Your objective :: Keep the lines exact and the pictures out as you repeat the following listing.
(Beginning of Source records)
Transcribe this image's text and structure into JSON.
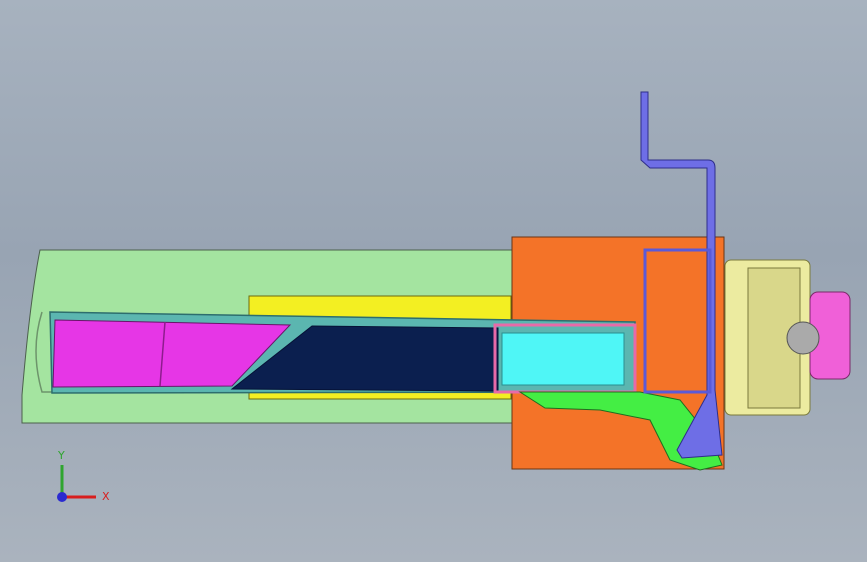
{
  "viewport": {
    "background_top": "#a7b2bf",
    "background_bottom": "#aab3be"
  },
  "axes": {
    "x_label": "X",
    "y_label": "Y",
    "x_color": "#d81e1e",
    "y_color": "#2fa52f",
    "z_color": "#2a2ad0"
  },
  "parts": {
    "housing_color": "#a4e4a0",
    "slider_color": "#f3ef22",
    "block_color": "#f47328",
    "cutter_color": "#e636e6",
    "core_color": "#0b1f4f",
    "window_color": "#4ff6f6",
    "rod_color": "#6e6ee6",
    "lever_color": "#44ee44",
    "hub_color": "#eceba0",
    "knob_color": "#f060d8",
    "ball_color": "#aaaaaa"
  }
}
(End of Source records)
Result below ::
Transcribe this image's text and structure into JSON.
{
  "viewport": {
    "background_top": "#a7b2bf",
    "background_bottom": "#aab3be"
  },
  "axes": {
    "x_label": "X",
    "y_label": "Y",
    "x_color": "#d81e1e",
    "y_color": "#2fa52f",
    "z_color": "#2a2ad0"
  },
  "parts": {
    "housing_color": "#a4e4a0",
    "slider_color": "#f3ef22",
    "block_color": "#f47328",
    "cutter_color": "#e636e6",
    "core_color": "#0b1f4f",
    "window_color": "#4ff6f6",
    "rod_color": "#6e6ee6",
    "lever_color": "#44ee44",
    "hub_color": "#eceba0",
    "knob_color": "#f060d8",
    "ball_color": "#aaaaaa"
  }
}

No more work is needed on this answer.